- [DESCRIPTION OF THE TASK]: Write the records out again. Match them exactly.

━━ DATASET RECORDS

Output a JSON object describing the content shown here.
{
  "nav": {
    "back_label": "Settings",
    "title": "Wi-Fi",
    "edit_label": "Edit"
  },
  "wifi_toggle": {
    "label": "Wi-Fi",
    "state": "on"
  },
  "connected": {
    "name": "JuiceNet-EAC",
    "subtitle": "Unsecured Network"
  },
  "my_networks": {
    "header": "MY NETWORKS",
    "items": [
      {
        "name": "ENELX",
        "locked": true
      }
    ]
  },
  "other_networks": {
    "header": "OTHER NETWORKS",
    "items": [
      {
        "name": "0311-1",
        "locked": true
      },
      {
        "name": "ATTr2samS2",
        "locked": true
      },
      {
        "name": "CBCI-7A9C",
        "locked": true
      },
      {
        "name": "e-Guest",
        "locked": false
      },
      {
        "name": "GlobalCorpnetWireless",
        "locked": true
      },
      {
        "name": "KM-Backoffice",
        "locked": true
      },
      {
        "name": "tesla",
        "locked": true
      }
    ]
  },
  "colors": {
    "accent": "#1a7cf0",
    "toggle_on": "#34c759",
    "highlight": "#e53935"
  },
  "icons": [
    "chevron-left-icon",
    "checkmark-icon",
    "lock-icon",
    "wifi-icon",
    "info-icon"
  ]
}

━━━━

- [YOUR SOLUTION]:
Output a JSON object describing the content shown here.
{
  "nav": {
    "back_label": "Settings",
    "title": "Wi-Fi",
    "edit_label": "Edit"
  },
  "wifi_toggle": {
    "label": "Wi-Fi",
    "state": "on"
  },
  "connected": {
    "name": "JuiceNet-EAC",
    "subtitle": "Unsecured Network"
  },
  "my_networks": {
    "header": "MY NETWORKS",
    "items": [
      {
        "name": "ENELX",
        "locked": true
      }
    ]
  },
  "other_networks": {
    "header": "OTHER NETWORKS",
    "items": [
      {
        "name": "0311-1",
        "locked": true
      },
      {
        "name": "ATTr2samS2",
        "locked": true
      },
      {
        "name": "CBCI-7A9C",
        "locked": true
      },
      {
        "name": "e-Guest",
        "locked": false
      },
      {
        "name": "GlobalCorpnetWireless",
        "locked": true
      },
      {
        "name": "KM-Backoffice",
        "locked": true
      },
      {
        "name": "tesla",
        "locked": true
      }
    ]
  },
  "colors": {
    "accent": "#1a7cf0",
    "toggle_on": "#34c759",
    "highlight": "#e53935"
  },
  "icons": [
    "chevron-left-icon",
    "checkmark-icon",
    "lock-icon",
    "wifi-icon",
    "info-icon"
  ]
}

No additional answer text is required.